"The risk at the moment is that we continue to see more Canadian dollar weakness," Shaun Osborne, the chief currency strategist at TD Securities said.", "There's no indication at the moment that this move is done. We're kind of running out of superlatives to describe this because it seems to go from bad to worse every day." (Source: Financial Post)

"The loonie, as Canada's dollar is known because of the aquatic bird on the one-dollar coin, ``appears cheap'' at current levels, said Sal Guatieri, a senior economist at BMO Capital Markets in Toronto. He predicts the currency will strengthen toward C$1.17. Wright predicts a rebound to C$1.20 by year-end." (Source: Bloomberg)

"The equity markets are moving currencies around with a fair bit of severity this morning," said Jack Spitz, managing director of foreign exchange at National Bank in Toronto. "That's favorable for the Canadian dollar, but it's been offset to some degree by month-end flows and the need for some to re-balance hedges, which will attract some buyers of U.S. dollar-Canada between now and the end of the month." Spitz and others contend that sentiment toward the Canadian dollar remains very fragile and could abruptly reverse on any souring of stock or commodity markets. (Source: Dow Jones News via

"While uncertain about what the short term will bring, Laidi is fairly confident gold -- and other commodities -- are good long-term bets because of the dollar's weak underlying fundamentals; namely, a ballooning federal deficit and increasingly loose Fed." -Ashraf Laidi, chief FX strategist at CMC Markets on Tech Ticker.

"ROBERT RENNIE: I think as long as this period of intense volatility continues to rattle through global financial markets, there certainly has to be a risk that the Australian dollar continues to fall and potentially overshoot significantly in the downside. Look I think if we remain very much locked up and in this period of intense volatility there is a risk that the Australian dollar may break beneath 60 cents, there is a possibility that we continue down into the mid 50s. Beyond that point though I think you would have to argue that we really have moved into overshoot territory." -Robert Rennie is the Chief Currency Strategist at Westpac Bank on ABC Local Radio.

"Australian Dollar Losses May Continue As Very Little Support Remains" ( 10/25/2008

"Yen carry trades unwinding in Austrailia, Brazil, U.S$, New Zealand" (

AUD/JPY (source:

USD/CAD (source:

GLD (Gold ETF)(source:

UUP (Bullish US Dollar ETF)(source:

FXC (Canadian Dollar ETF)(source:

Tuesday, October 28, 2008

Peter Schiff, Rick Santelli Talk U.S. Dollar, Gold, and Future Dollar Recycling (10/23 - CNBC)

Peter Schiff of Euro Pacific Capital and Rick Santelli of CNBC via the Chicago Board of Trade talk about the U.S. Dollar, Gold, and the future of Dollar recycling that is currently funding our deficits. This CNBC clip was on 10/23/2008. Here are a few quotes by Rick Santelli.
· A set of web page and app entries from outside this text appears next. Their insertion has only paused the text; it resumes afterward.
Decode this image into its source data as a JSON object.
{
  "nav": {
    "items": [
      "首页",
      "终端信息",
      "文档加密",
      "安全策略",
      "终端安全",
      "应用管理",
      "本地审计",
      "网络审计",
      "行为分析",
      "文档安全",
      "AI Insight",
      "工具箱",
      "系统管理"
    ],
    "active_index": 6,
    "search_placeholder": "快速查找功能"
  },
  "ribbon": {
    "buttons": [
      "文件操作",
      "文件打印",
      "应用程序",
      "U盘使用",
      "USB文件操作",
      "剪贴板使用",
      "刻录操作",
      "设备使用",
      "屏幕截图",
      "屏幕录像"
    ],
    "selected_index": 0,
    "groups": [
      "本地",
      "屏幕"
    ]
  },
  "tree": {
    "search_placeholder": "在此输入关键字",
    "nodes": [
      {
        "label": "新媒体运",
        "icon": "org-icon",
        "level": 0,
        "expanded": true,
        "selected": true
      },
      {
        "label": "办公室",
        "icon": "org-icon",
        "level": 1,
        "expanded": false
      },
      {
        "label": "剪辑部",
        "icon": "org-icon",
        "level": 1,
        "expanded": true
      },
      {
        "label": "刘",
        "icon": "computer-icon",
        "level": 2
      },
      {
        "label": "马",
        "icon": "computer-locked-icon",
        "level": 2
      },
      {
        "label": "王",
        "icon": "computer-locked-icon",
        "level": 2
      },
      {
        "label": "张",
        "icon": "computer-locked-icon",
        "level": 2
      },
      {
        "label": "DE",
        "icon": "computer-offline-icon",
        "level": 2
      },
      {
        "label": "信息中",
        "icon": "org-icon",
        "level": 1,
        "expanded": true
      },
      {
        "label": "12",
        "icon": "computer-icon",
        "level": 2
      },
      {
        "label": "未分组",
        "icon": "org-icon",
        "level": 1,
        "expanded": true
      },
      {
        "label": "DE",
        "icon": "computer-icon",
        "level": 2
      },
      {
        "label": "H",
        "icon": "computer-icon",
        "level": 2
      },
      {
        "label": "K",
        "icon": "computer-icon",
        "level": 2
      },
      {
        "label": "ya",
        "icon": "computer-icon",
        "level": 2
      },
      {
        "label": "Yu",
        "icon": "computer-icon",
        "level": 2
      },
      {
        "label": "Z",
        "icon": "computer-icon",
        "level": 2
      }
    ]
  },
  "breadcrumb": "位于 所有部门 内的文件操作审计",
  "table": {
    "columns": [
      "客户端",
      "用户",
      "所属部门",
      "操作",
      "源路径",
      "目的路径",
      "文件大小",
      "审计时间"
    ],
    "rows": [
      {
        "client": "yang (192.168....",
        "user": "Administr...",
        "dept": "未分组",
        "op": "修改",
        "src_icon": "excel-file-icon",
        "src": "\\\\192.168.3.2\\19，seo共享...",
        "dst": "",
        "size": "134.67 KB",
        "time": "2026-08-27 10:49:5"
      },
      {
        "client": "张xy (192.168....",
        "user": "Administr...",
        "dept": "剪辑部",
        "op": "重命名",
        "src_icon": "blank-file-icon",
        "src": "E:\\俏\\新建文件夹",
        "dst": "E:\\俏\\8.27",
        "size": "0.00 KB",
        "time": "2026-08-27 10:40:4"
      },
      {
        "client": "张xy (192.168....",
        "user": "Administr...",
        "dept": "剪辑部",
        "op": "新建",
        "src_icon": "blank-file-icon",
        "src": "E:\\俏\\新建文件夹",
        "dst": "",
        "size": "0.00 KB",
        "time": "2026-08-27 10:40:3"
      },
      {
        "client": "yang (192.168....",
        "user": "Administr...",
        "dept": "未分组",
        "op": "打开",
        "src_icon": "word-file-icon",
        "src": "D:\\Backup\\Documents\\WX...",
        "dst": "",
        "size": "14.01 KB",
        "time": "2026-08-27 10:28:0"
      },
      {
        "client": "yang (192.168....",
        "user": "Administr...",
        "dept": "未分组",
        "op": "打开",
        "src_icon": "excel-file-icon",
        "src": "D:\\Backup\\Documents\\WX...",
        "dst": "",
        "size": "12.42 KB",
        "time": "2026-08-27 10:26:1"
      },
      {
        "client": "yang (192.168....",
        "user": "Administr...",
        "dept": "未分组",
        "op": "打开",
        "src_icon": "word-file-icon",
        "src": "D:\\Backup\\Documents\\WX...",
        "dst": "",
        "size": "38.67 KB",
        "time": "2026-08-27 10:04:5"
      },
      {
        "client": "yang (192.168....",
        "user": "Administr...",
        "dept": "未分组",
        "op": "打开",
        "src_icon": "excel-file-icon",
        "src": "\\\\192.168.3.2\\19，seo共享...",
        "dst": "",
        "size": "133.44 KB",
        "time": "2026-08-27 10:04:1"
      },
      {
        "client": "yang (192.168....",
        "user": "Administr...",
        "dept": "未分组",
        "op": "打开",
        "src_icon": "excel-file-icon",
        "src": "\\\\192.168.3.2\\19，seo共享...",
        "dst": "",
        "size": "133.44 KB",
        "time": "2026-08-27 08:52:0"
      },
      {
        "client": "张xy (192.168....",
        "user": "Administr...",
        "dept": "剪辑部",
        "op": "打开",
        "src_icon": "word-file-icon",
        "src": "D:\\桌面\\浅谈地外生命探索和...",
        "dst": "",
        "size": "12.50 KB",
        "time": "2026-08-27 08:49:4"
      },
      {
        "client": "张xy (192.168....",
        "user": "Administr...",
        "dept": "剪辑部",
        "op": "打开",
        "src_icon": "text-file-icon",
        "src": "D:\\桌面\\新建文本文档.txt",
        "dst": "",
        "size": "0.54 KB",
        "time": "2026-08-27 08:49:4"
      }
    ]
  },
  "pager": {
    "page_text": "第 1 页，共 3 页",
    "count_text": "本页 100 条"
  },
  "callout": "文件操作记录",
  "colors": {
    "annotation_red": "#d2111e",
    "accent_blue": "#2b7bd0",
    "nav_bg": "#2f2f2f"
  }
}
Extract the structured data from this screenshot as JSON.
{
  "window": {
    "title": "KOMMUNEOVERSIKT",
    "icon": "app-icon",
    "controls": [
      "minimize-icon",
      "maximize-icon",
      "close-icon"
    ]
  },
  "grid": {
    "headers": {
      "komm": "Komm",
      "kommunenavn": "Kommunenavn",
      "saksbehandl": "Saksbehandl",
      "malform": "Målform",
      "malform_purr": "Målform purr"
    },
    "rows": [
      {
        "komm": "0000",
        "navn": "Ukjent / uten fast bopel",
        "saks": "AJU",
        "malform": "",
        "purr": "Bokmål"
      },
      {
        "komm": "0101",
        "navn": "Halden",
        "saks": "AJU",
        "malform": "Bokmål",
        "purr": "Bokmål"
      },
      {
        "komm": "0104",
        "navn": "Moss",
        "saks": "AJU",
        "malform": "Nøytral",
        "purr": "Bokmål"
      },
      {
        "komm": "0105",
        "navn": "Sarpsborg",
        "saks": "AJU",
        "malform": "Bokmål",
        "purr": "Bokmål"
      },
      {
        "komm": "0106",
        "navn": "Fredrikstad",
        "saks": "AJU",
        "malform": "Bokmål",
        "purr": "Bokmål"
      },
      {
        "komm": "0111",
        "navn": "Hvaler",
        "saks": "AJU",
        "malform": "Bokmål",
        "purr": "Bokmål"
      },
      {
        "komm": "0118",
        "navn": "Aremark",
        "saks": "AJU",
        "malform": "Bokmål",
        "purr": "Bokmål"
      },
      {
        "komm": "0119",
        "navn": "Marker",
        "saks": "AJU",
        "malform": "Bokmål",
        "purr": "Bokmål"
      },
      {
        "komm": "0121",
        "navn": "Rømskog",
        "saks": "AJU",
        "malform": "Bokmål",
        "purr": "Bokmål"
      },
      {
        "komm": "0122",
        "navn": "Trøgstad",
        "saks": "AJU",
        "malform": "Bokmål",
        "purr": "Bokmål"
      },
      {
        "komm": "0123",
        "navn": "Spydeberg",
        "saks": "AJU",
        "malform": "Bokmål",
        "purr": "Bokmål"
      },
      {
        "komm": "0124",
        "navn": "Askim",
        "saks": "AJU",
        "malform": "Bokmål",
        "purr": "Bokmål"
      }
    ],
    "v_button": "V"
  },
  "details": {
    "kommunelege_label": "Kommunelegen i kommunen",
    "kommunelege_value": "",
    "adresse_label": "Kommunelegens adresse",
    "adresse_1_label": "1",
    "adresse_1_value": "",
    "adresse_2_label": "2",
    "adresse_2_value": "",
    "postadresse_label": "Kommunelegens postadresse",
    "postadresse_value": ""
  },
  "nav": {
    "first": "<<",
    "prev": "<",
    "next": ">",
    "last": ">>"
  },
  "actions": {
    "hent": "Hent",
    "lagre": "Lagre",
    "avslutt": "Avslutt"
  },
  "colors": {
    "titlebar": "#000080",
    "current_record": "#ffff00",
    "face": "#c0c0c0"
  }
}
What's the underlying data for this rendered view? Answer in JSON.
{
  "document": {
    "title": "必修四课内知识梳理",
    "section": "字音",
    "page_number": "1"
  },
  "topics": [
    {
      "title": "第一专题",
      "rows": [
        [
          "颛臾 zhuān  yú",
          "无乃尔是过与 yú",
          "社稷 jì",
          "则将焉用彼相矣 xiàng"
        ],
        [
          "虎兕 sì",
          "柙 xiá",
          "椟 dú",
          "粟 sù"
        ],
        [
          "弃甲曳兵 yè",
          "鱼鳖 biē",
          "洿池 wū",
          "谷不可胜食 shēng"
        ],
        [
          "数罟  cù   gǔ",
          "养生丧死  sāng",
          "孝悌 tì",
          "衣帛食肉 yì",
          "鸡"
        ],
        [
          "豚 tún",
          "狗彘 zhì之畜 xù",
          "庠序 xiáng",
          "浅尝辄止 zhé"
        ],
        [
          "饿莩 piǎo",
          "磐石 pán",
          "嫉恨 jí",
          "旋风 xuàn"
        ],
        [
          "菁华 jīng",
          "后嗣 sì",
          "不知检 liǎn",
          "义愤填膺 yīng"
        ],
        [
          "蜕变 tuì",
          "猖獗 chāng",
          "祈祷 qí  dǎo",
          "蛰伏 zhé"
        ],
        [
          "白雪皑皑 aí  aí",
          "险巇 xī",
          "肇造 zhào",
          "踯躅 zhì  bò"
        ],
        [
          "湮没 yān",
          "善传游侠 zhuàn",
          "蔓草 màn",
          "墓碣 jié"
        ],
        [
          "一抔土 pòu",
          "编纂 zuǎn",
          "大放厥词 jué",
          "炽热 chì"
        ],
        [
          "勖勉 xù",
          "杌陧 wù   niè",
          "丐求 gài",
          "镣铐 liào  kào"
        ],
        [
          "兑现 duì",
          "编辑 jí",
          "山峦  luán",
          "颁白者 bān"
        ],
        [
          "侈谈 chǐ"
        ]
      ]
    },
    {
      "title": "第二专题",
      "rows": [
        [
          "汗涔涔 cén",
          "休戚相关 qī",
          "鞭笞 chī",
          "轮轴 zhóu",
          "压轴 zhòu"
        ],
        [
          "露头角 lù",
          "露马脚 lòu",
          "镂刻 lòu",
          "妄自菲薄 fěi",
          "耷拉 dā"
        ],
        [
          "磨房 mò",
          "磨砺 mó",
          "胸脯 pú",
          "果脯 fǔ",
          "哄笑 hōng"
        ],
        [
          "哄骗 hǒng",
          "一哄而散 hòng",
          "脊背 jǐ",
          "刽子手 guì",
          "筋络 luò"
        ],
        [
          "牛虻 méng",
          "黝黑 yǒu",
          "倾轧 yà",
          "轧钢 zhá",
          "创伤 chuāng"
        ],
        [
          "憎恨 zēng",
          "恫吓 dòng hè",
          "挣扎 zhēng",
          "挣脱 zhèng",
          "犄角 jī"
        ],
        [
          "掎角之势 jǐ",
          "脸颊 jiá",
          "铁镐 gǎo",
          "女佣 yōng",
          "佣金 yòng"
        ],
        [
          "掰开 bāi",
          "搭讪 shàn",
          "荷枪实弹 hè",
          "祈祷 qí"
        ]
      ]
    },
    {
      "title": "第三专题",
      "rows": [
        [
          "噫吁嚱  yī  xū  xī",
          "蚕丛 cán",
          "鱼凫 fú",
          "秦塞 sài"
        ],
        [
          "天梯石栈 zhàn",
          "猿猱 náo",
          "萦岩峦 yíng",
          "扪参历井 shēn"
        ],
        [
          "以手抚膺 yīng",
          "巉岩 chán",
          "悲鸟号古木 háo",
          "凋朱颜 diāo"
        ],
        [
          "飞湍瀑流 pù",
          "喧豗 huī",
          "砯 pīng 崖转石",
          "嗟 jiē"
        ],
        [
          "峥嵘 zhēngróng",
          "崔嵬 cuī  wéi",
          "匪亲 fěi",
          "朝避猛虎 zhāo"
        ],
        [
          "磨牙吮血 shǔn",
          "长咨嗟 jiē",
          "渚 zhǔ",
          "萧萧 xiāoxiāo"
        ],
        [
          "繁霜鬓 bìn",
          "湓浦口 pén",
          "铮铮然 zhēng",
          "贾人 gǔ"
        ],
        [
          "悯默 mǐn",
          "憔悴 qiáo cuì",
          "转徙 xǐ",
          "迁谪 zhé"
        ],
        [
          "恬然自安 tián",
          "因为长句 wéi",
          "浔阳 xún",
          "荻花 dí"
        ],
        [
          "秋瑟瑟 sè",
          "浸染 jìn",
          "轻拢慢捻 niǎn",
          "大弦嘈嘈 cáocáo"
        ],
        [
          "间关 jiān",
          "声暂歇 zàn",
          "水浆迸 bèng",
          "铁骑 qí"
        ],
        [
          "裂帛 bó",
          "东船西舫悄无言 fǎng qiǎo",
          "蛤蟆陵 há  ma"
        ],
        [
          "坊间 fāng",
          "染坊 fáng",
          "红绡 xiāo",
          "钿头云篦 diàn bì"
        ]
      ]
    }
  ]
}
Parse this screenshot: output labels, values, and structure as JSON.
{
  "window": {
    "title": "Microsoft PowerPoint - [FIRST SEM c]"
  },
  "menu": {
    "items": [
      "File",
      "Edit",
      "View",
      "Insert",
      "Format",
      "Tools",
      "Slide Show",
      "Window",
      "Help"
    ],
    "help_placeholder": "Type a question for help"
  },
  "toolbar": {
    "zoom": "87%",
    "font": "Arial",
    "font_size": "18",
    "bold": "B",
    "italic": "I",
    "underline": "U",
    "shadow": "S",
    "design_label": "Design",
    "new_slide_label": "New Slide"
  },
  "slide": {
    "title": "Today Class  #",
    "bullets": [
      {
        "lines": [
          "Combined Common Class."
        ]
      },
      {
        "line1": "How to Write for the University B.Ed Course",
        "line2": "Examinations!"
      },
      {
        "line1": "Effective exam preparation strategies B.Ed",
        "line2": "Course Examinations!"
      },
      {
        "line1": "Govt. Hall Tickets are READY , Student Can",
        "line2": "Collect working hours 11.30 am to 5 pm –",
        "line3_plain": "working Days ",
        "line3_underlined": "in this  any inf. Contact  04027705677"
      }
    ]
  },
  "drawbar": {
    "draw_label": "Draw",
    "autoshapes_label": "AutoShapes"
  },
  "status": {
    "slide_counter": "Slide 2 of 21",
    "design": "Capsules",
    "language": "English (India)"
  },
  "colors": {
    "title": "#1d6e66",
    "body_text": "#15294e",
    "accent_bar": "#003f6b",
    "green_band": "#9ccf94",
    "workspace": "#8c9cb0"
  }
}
"Peter's on to something that I really agree with, that the end game here is that all of these countries recycling our dollars back to support our current account deficit, our trade deficit, even our budget deficit, that once the realignment of the Euro and Pound is done that they aren't going to do that so I agree with him, there's got to be a major higher interest rate environment around the globe when they stop supporting each other's debt habits"

"I deal with a lot of French and Norwegian bankers, I just met with some yesterday, and what I hear is, is that the only thing Europeans liked better than French pastries were U.S. derivatives!"